LaVine agreed with Saunders’ decision and thought process there, as well.
“It definitely helps for the first game, the first start, to have that veteran leadership to calm you down and tell you where to go,” LaVine said. “Things like that. ‘Good job, bad job. Do this, do that.’ That helps.”
As for the rest of the game, the Wolves did a couple of really good things to get back in this game and we got to see yet another fantastic test for Wiggins.
The Wolves tried to emphasize their advantage inside early but did a sloppy job of getting the ball to Pek and Young in advantageous situations, or at all. The team switched up some of their sets in the second half to take advantage of those mismatches and force the Heat to have to defend Pek in the post. Pek had a great third quarter with nine points and four rebounds. He hit all four shots and even got an And-1 opportunity as well. They scored 18 of their 28 points in the paint with five other points coming at the free throw line. They pounded the ball inside and controlled the tempo because of it.
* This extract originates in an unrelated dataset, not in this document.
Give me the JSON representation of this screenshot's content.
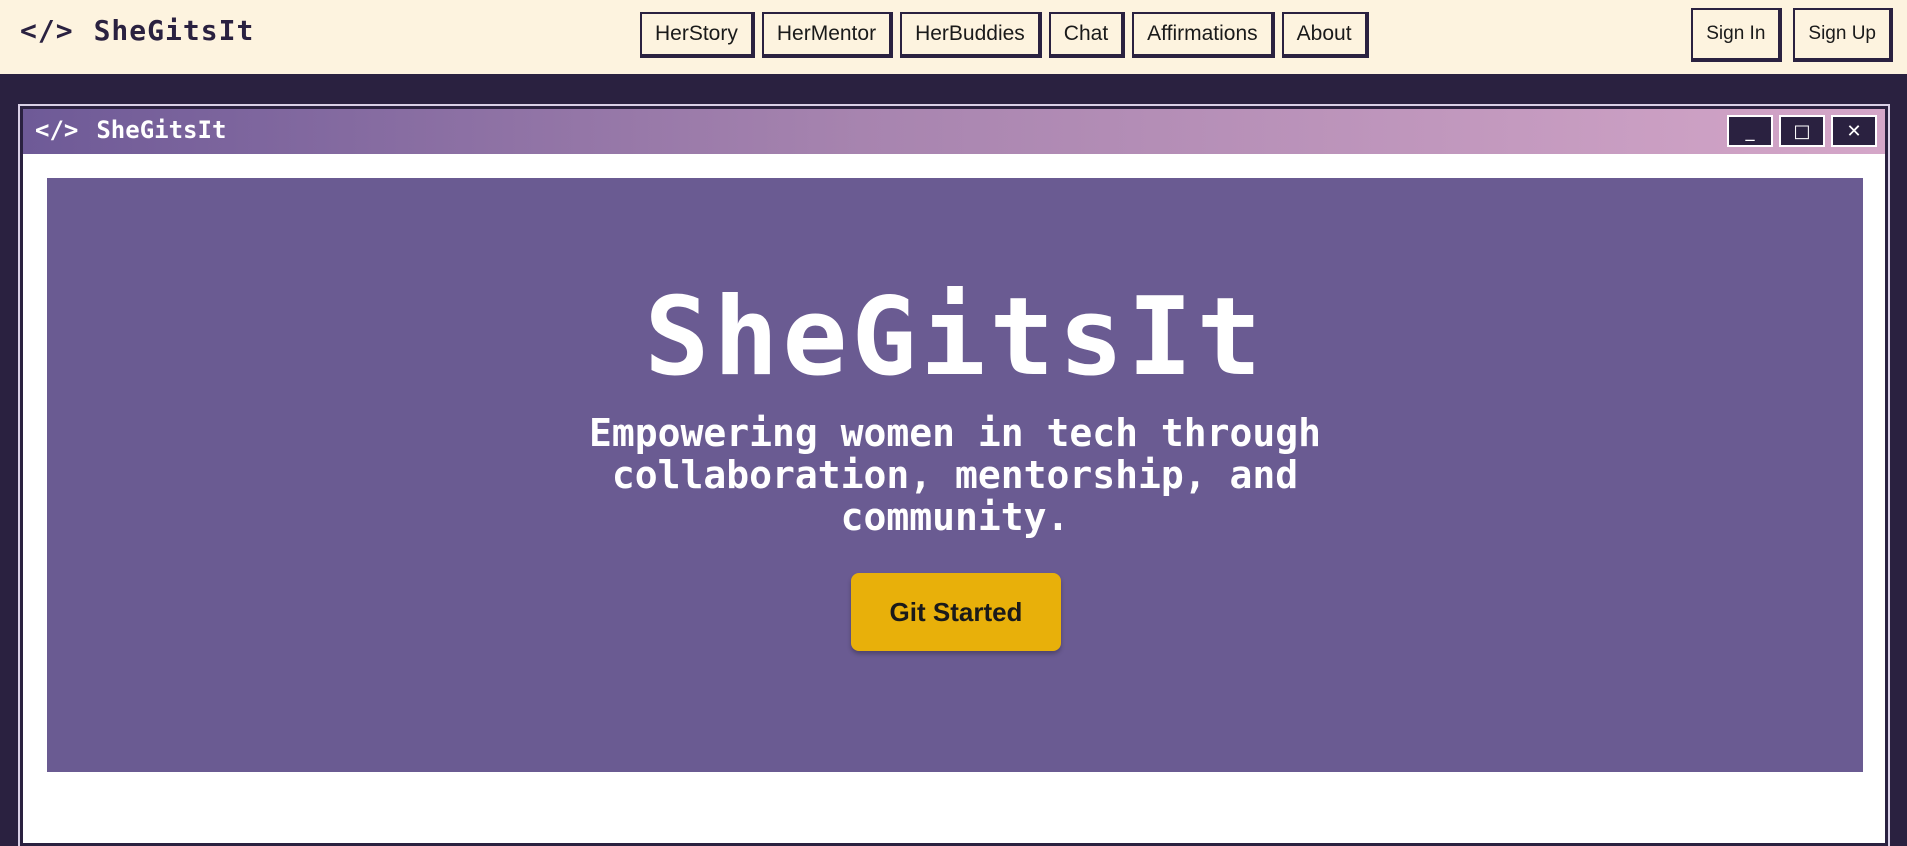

“We changed some of our, ran some of our different sets,” Flip said. “Looked more to attack them in some high-low situations. Wig looked to him in a couple. We made some good decisions. That’s part of our change because Ricky had been most of the facilitator to get Pek the ball in the post so now we have to find some different ways. To the benefit of the players, they adjusted at halftime and found ways to get him the ball so that was a positive.”
As for Wiggins, he’s had a pretty tough set of players to go up against in his first two weeks of his career. He’s faced an improved Jimmy Butler, the powerful Joe Johnson, and now Dwyane Wade in three of the last four games. In the game against Orlando, he faced a physical specimen in Tobias Harris, who killed him on the boards. And for the most part, Wiggins has held his own in key situations. The match-up against Wade was by far the toughest one.
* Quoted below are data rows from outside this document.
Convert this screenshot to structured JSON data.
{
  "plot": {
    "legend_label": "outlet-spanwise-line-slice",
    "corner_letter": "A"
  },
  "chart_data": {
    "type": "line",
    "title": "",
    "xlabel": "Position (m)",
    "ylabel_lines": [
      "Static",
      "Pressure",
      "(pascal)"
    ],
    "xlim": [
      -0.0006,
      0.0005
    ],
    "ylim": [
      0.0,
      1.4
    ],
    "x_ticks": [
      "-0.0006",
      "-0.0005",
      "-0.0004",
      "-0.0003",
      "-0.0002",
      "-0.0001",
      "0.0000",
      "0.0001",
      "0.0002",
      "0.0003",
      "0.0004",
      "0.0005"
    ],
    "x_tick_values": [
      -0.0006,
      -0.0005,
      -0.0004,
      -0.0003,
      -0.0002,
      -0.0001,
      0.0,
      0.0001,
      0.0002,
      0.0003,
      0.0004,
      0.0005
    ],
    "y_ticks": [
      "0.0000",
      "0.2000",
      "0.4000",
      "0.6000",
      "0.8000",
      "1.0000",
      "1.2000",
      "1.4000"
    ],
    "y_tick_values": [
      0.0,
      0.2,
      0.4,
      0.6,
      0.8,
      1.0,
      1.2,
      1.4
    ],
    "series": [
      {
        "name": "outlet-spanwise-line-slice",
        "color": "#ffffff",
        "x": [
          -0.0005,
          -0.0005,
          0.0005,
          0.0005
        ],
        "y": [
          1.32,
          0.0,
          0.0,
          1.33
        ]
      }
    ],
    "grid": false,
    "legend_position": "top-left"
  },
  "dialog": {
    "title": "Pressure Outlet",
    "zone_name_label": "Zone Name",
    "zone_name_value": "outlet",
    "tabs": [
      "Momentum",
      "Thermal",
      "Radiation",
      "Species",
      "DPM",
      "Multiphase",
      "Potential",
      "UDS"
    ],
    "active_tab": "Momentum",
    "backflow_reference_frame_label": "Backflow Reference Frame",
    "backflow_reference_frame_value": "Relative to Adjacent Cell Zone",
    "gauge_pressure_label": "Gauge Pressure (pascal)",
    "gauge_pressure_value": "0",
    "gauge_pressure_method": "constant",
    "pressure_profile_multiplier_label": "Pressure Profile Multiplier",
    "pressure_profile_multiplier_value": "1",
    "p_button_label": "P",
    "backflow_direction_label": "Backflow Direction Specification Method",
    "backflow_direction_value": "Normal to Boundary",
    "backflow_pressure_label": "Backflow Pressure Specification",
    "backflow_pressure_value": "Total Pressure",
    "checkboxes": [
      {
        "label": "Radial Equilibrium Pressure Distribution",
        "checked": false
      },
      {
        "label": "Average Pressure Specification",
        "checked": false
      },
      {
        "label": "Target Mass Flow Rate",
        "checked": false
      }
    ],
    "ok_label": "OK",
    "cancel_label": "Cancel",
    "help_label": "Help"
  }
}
We like to pretend Wade is on his last leg, but he looks rejuvenated this season after getting in better shape and losing all of the pressure of being on a title contending team. He’ll probably always be a knee injury away from deteriorating in-season but that doesn’t mean he’s not almost impossible for a rookie wing defender to go up against. There was a play in the fourth quarter in which Wade left Wiggins in his dust on a crossover move. A few possessions later, Wade tried the crossover again against the kid and Wiggins stayed with him and eventually forced a pass out of a post-up. Wade would follow that up with a jumper from the baseline in Wiggins’ face and then beat him and Pekovic on a pick-and-roll coverage for a dunk that served as the dagger for the game.
Wiggins stuck with the late assignment of trying to defend one of his idols growing up though, and it led to a cool exchange between Wade and Wiggins after the game that harkened back to when Wade was a rookie and a Wolves’ Hall of Fame veteran gave him some words of encouragement about how great he can become.
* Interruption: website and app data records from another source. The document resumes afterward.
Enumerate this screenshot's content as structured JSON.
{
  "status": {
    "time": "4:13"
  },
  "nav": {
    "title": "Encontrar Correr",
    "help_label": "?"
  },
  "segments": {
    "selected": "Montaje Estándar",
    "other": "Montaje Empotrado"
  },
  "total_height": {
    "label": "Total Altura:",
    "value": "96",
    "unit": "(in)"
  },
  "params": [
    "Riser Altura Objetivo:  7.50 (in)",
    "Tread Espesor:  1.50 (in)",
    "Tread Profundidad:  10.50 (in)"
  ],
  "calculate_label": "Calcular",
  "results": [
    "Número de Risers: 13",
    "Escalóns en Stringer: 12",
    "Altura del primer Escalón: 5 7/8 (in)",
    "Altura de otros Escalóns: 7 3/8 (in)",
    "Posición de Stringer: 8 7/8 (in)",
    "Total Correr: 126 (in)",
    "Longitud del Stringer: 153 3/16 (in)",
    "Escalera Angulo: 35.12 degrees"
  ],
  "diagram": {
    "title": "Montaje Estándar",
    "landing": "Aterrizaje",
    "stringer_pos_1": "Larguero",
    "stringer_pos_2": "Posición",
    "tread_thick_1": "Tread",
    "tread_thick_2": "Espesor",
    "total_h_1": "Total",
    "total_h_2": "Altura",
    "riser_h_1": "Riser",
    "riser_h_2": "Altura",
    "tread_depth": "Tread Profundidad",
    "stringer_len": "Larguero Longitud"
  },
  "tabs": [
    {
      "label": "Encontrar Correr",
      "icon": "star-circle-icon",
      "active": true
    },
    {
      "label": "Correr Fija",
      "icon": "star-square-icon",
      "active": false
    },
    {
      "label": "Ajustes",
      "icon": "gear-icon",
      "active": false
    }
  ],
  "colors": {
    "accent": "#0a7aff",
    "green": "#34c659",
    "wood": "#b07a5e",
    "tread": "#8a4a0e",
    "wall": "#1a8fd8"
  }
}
“Just some words of advice really,” Wiggins answered when asked about what Wade said to him. “He said to keep going hard. He asked me if I wanted to be great and I said yes. He said I’ve got all the tools to be great, just keep working.”
While the stat line for Wiggins won’t always blow us away in this rookie season, the learning experience he’s getting by being tested by the best in the league is invaluable. It’s something we can’t measure with stats. It’s something we’ll only see add to his development as he grows into one of the best wing players in the league over the next few years. And in a situation like Ricky missing a month or more with this ankle injury, perhaps we get to see a similar growth process with LaVine.
The future is bright and the present is all about patience. It’s about finding their identity on the floor in the proper balance to breed future success.